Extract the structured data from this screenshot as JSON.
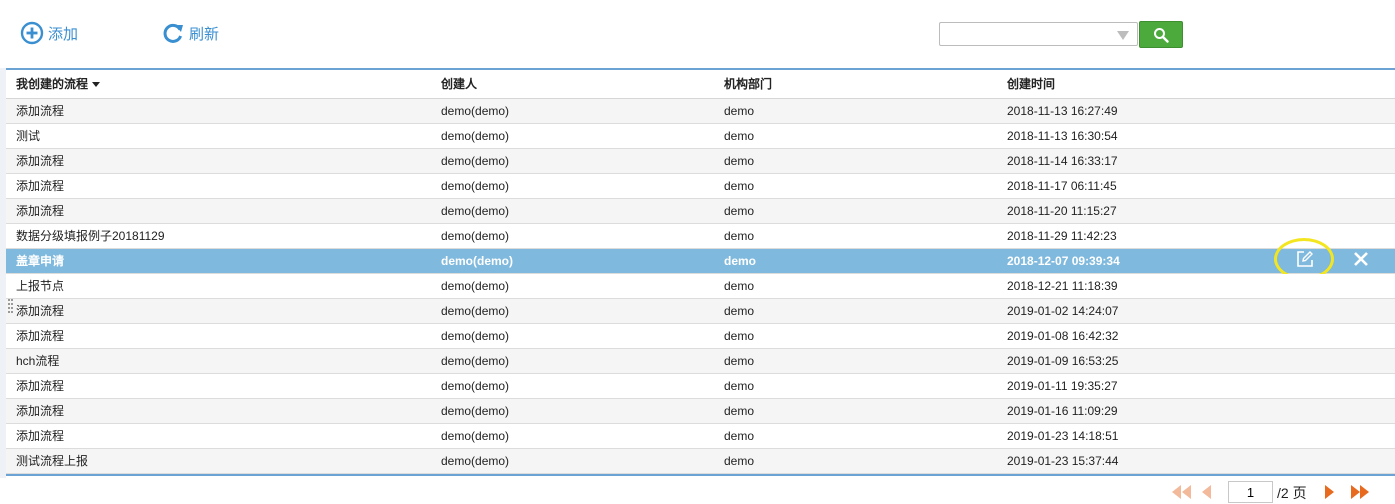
{
  "toolbar": {
    "add_label": "添加",
    "refresh_label": "刷新",
    "search_value": "",
    "accent_color": "#3a8fd0",
    "search_button_color": "#4caa3c"
  },
  "table": {
    "headers": [
      "我创建的流程",
      "创建人",
      "机构部门",
      "创建时间"
    ],
    "selected_row": 6,
    "rows": [
      [
        "添加流程",
        "demo(demo)",
        "demo",
        "2018-11-13 16:27:49"
      ],
      [
        "测试",
        "demo(demo)",
        "demo",
        "2018-11-13 16:30:54"
      ],
      [
        "添加流程",
        "demo(demo)",
        "demo",
        "2018-11-14 16:33:17"
      ],
      [
        "添加流程",
        "demo(demo)",
        "demo",
        "2018-11-17 06:11:45"
      ],
      [
        "添加流程",
        "demo(demo)",
        "demo",
        "2018-11-20 11:15:27"
      ],
      [
        "数据分级填报例子20181129",
        "demo(demo)",
        "demo",
        "2018-11-29 11:42:23"
      ],
      [
        "盖章申请",
        "demo(demo)",
        "demo",
        "2018-12-07 09:39:34"
      ],
      [
        "上报节点",
        "demo(demo)",
        "demo",
        "2018-12-21 11:18:39"
      ],
      [
        "添加流程",
        "demo(demo)",
        "demo",
        "2019-01-02 14:24:07"
      ],
      [
        "添加流程",
        "demo(demo)",
        "demo",
        "2019-01-08 16:42:32"
      ],
      [
        "hch流程",
        "demo(demo)",
        "demo",
        "2019-01-09 16:53:25"
      ],
      [
        "添加流程",
        "demo(demo)",
        "demo",
        "2019-01-11 19:35:27"
      ],
      [
        "添加流程",
        "demo(demo)",
        "demo",
        "2019-01-16 11:09:29"
      ],
      [
        "添加流程",
        "demo(demo)",
        "demo",
        "2019-01-23 14:18:51"
      ],
      [
        "测试流程上报",
        "demo(demo)",
        "demo",
        "2019-01-23 15:37:44"
      ]
    ],
    "selected_row_color": "#7fb9dd",
    "highlight_color": "#f3e620"
  },
  "pager": {
    "current_page": "1",
    "total_label": "/2 页",
    "arrow_color": "#e86a1e"
  }
}
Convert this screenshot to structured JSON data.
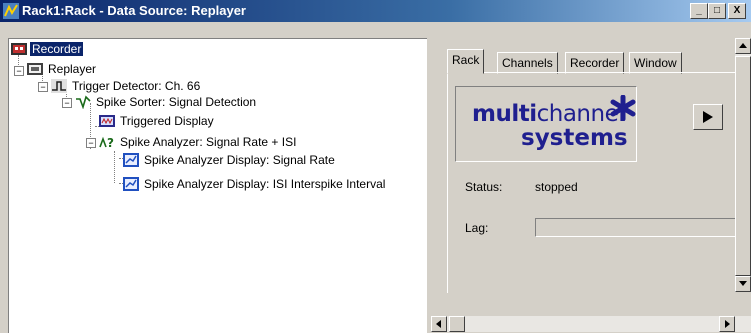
{
  "window": {
    "title": "Rack1:Rack - Data Source: Replayer",
    "controls": [
      "_",
      "□",
      "X"
    ]
  },
  "tree": {
    "nodes": [
      {
        "label": "Recorder",
        "icon": "recorder-icon",
        "selected": true
      },
      {
        "label": "Replayer",
        "icon": "replayer-icon"
      },
      {
        "label": "Trigger Detector: Ch. 66",
        "icon": "trigger-detector-icon"
      },
      {
        "label": "Spike Sorter: Signal Detection",
        "icon": "spike-sorter-icon"
      },
      {
        "label": "Triggered Display",
        "icon": "triggered-display-icon"
      },
      {
        "label": "Spike Analyzer: Signal Rate + ISI",
        "icon": "spike-analyzer-icon"
      },
      {
        "label": "Spike Analyzer Display: Signal Rate",
        "icon": "analyzer-display-icon"
      },
      {
        "label": "Spike Analyzer Display: ISI Interspike Interval",
        "icon": "analyzer-display-icon"
      }
    ]
  },
  "tabs": [
    {
      "label": "Rack",
      "active": true
    },
    {
      "label": "Channels"
    },
    {
      "label": "Recorder"
    },
    {
      "label": "Window"
    }
  ],
  "logo": {
    "part1_bold": "multi",
    "part1_thin": "channel",
    "part2": "systems",
    "color": "#1f1f8f"
  },
  "status": {
    "label": "Status:",
    "value": "stopped"
  },
  "lag": {
    "label": "Lag:",
    "value": ""
  },
  "play_button": {
    "icon": "play-icon"
  },
  "colors": {
    "title_bar": "#0a246a",
    "selection": "#0a246a",
    "face": "#d4d0c8"
  }
}
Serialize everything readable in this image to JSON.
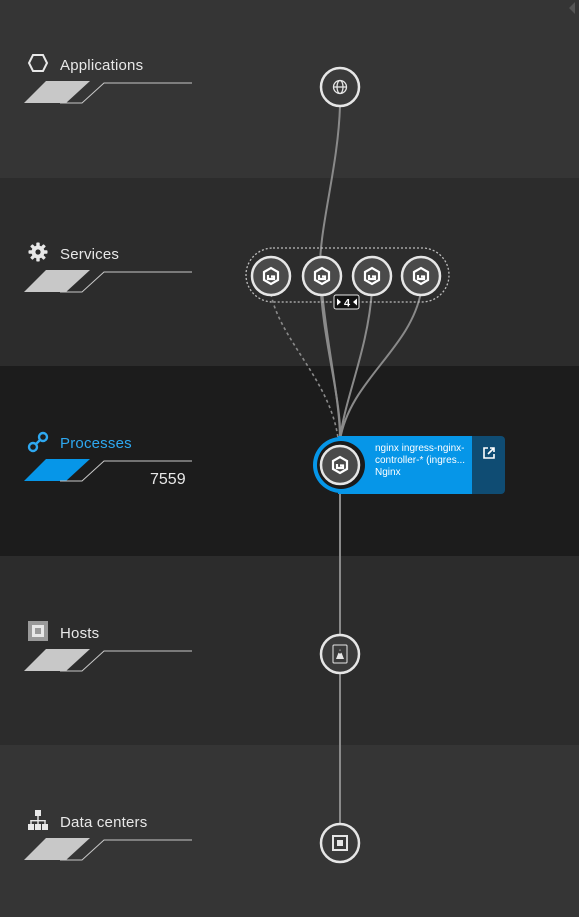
{
  "tiers": [
    {
      "label": "Applications",
      "icon": "hexagon-icon"
    },
    {
      "label": "Services",
      "icon": "gear-icon"
    },
    {
      "label": "Processes",
      "icon": "process-links-icon",
      "count": "7559",
      "selected": true
    },
    {
      "label": "Hosts",
      "icon": "host-icon"
    },
    {
      "label": "Data centers",
      "icon": "datacenter-icon"
    }
  ],
  "service_group": {
    "collapse_badge": "4"
  },
  "selected_process": {
    "line1": "nginx ingress-nginx-",
    "line2": "controller-* (ingres...",
    "line3": "Nginx"
  },
  "colors": {
    "accent": "#0696e8",
    "link_bg": "#0f4c73",
    "selected_label": "#2ea8f0"
  }
}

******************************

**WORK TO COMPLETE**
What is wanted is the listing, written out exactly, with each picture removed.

**OUTPUT OF THE TASK**
Extract the structured data from this screenshot as JSON.
{
  "toolbar": {
    "add_label": "添加",
    "refresh_label": "刷新",
    "search_value": "",
    "accent_color": "#3a8fd0",
    "search_button_color": "#4caa3c"
  },
  "table": {
    "headers": [
      "我创建的流程",
      "创建人",
      "机构部门",
      "创建时间"
    ],
    "selected_row": 6,
    "rows": [
      [
        "添加流程",
        "demo(demo)",
        "demo",
        "2018-11-13 16:27:49"
      ],
      [
        "测试",
        "demo(demo)",
        "demo",
        "2018-11-13 16:30:54"
      ],
      [
        "添加流程",
        "demo(demo)",
        "demo",
        "2018-11-14 16:33:17"
      ],
      [
        "添加流程",
        "demo(demo)",
        "demo",
        "2018-11-17 06:11:45"
      ],
      [
        "添加流程",
        "demo(demo)",
        "demo",
        "2018-11-20 11:15:27"
      ],
      [
        "数据分级填报例子20181129",
        "demo(demo)",
        "demo",
        "2018-11-29 11:42:23"
      ],
      [
        "盖章申请",
        "demo(demo)",
        "demo",
        "2018-12-07 09:39:34"
      ],
      [
        "上报节点",
        "demo(demo)",
        "demo",
        "2018-12-21 11:18:39"
      ],
      [
        "添加流程",
        "demo(demo)",
        "demo",
        "2019-01-02 14:24:07"
      ],
      [
        "添加流程",
        "demo(demo)",
        "demo",
        "2019-01-08 16:42:32"
      ],
      [
        "hch流程",
        "demo(demo)",
        "demo",
        "2019-01-09 16:53:25"
      ],
      [
        "添加流程",
        "demo(demo)",
        "demo",
        "2019-01-11 19:35:27"
      ],
      [
        "添加流程",
        "demo(demo)",
        "demo",
        "2019-01-16 11:09:29"
      ],
      [
        "添加流程",
        "demo(demo)",
        "demo",
        "2019-01-23 14:18:51"
      ],
      [
        "测试流程上报",
        "demo(demo)",
        "demo",
        "2019-01-23 15:37:44"
      ]
    ],
    "selected_row_color": "#7fb9dd",
    "highlight_color": "#f3e620"
  },
  "pager": {
    "current_page": "1",
    "total_label": "/2 页",
    "arrow_color": "#e86a1e"
  }
}
Convert this screenshot to structured JSON data.
{
  "window": {
    "title": "Rack1:Rack - Data Source: Replayer",
    "controls": [
      "_",
      "□",
      "X"
    ]
  },
  "tree": {
    "nodes": [
      {
        "label": "Recorder",
        "icon": "recorder-icon",
        "selected": true
      },
      {
        "label": "Replayer",
        "icon": "replayer-icon"
      },
      {
        "label": "Trigger Detector: Ch. 66",
        "icon": "trigger-detector-icon"
      },
      {
        "label": "Spike Sorter: Signal Detection",
        "icon": "spike-sorter-icon"
      },
      {
        "label": "Triggered Display",
        "icon": "triggered-display-icon"
      },
      {
        "label": "Spike Analyzer: Signal Rate + ISI",
        "icon": "spike-analyzer-icon"
      },
      {
        "label": "Spike Analyzer Display: Signal Rate",
        "icon": "analyzer-display-icon"
      },
      {
        "label": "Spike Analyzer Display: ISI Interspike Interval",
        "icon": "analyzer-display-icon"
      }
    ]
  },
  "tabs": [
    {
      "label": "Rack",
      "active": true
    },
    {
      "label": "Channels"
    },
    {
      "label": "Recorder"
    },
    {
      "label": "Window"
    }
  ],
  "logo": {
    "part1_bold": "multi",
    "part1_thin": "channel",
    "part2": "systems",
    "color": "#1f1f8f"
  },
  "status": {
    "label": "Status:",
    "value": "stopped"
  },
  "lag": {
    "label": "Lag:",
    "value": ""
  },
  "play_button": {
    "icon": "play-icon"
  },
  "colors": {
    "title_bar": "#0a246a",
    "selection": "#0a246a",
    "face": "#d4d0c8"
  }
}
Serialize everything readable in this image to JSON.
{
  "tiers": [
    {
      "label": "Applications",
      "icon": "hexagon-icon"
    },
    {
      "label": "Services",
      "icon": "gear-icon"
    },
    {
      "label": "Processes",
      "icon": "process-links-icon",
      "count": "7559",
      "selected": true
    },
    {
      "label": "Hosts",
      "icon": "host-icon"
    },
    {
      "label": "Data centers",
      "icon": "datacenter-icon"
    }
  ],
  "service_group": {
    "collapse_badge": "4"
  },
  "selected_process": {
    "line1": "nginx ingress-nginx-",
    "line2": "controller-* (ingres...",
    "line3": "Nginx"
  },
  "colors": {
    "accent": "#0696e8",
    "link_bg": "#0f4c73",
    "selected_label": "#2ea8f0"
  }
}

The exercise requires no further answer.